Reduced Load & Effort for Increased Results

One reason why my strength has improved is because I quit maxing out so often and quit taking every set to failure. If you train a lift once per week, then you can go all out. But if you train more frequently, then you have to be conservative.


I’ve found that one heavy session and one submaximal session per week per main lift provides a potent strength-building stimulus; a 1-2 punch if you will that maximizes results. The maximal stimulus packs the bigger punch, but the submaximal stimulus builds weak links, grooves technique, and adds volume/frequency without compromising recovery.

In the video below, I demonstrate the 3 submaximal methods that are utilized in 2 x 4: Maximum Strength, namely the super-strict method, the pause method, and the explosive (aka dynamic effort or compensatory acceleration training) method.

Think these methods are for sissies? Think again. Several of the world’s strongest lifters employ these methods with great success. Sometimes you get more with less.


  • Derrick Blanton says:

    Great stuff, BC! Even more than geeky biomechanical discussions, I love to see how grizzled veterans put their routines together. It’s like learning what toothpaste your dentist uses. (That was a weird analogy..)

    Anyway, 2×4 looks very exciting!

    Bret, what are your thoughts on power cleans, or semi-heavy swings as a form of DL “dynamic effort”? The same, but different? Or just different?

  • Swokewillow says:

    I don’t lose strength from maxing out every workout but my sprinting and jumping seems to take a hit. I was thinking of using a heavy and light day to keep my legs a bit fresher for track meets.

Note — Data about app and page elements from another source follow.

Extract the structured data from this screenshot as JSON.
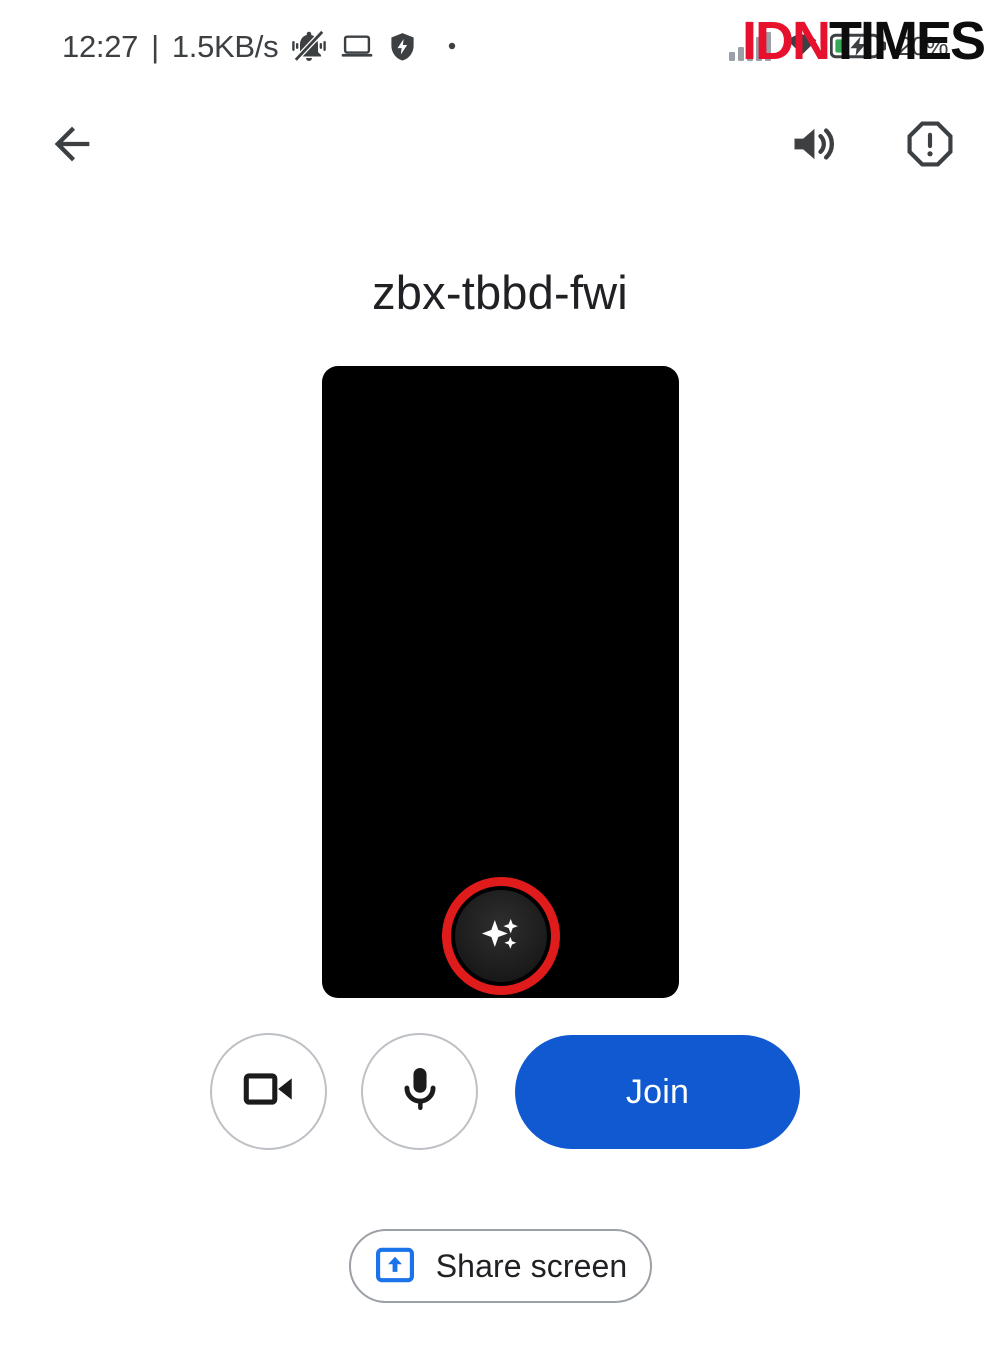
{
  "status_bar": {
    "clock": "12:27",
    "separator": "|",
    "network_speed": "1.5KB/s",
    "icons": [
      {
        "name": "vibrate-off-icon"
      },
      {
        "name": "laptop-icon"
      },
      {
        "name": "shield-bolt-icon"
      },
      {
        "name": "dot-indicator-icon"
      }
    ],
    "right_icons": [
      {
        "name": "signal-bars-icon"
      },
      {
        "name": "wifi-icon"
      },
      {
        "name": "battery-charging-icon"
      }
    ],
    "battery_percent": "20%"
  },
  "watermark": {
    "part1": "IDN",
    "part2": "TIMES"
  },
  "app_bar": {
    "back_label": "Back",
    "sound_label": "Sound",
    "report_label": "Report a problem"
  },
  "meeting": {
    "code": "zbx-tbbd-fwi"
  },
  "preview": {
    "effects_label": "Apply visual effects",
    "annotation_color": "#e01b1b"
  },
  "controls": {
    "camera_label": "Turn off camera",
    "mic_label": "Turn off microphone",
    "join_label": "Join"
  },
  "share": {
    "label": "Share screen"
  },
  "colors": {
    "accent_blue": "#1159d0",
    "icon_gray": "#3c4043",
    "text_primary": "#202124",
    "border_gray": "#9aa0a6",
    "annotation_red": "#e01b1b",
    "brand_red": "#e8112d",
    "battery_green": "#34a853"
  }
}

    • Patrick O'Flaherty says:


      I don’t know your age but at my current age, 52, I also have to modulate the demands of sprinting and leg training. I have found that 2 sprint sessions + 2 leg sessions per week is all I can handle without interfering with my sprint times.

      My main leg exercise used to be parallel barbell back squats but I could not sprint for 5 to 7 days later! So despite only doing 2 or 3 sets of 3 to 5 reps each, I replaced the squat with hex bar deadlifts for no more than 10 reps total for all sets and that allowed me to sprint in 2 to 3 days. Then I learned about the hip thrust from Bret, and said good bye to the deadlift. Now I can hip thrust heavy (10 total reps or less) plus some other supplementary lower body exercises like kneeling leg curls and hip extensions (formerly called hyperextensions) and sprint on consecutive days then take 1 or 2 days off and repeat.


  • glenn hankins says:

    Mr. O’Flaherty,
    It takes me 5 days to comfortably recover from deadlifting to perform sprint work. I deadlift in the 3-5 rep range. 135×5…155×5…175×5…205×5…225×4…235×3…245×3…255×3..
    210(5×5) 25 reps @ my working weight of 210, plus 33 reps to warm up = 58 total reps. You suggest 10 reps total. Can you show me your routine as I’ve done here? My volume appears way too high, perhaps I should reduce to 10 total reps and/or substitute hip thrusts in place of deads. If I understand your comment correctly, you are able to sprint the next day after a hip thrust workout? …that would be fantastic. LEGS ON MONDAY, SPRINTS ON TUESDAY, WED+THURS RECOVERY…..AND REPEAT!

  • David says:

    Could you combine two of these methods together, e.g. in the bench press lower the bar to the chest, pause for 3 seconds and then push the bar up with maximum speed and force (dynamic effort method)? Is that a good idea or would it be too much for a submaximal workout?

Leave a Reply


and receive my FREE Lower Body Progressions eBook!

You have Successfully Subscribed!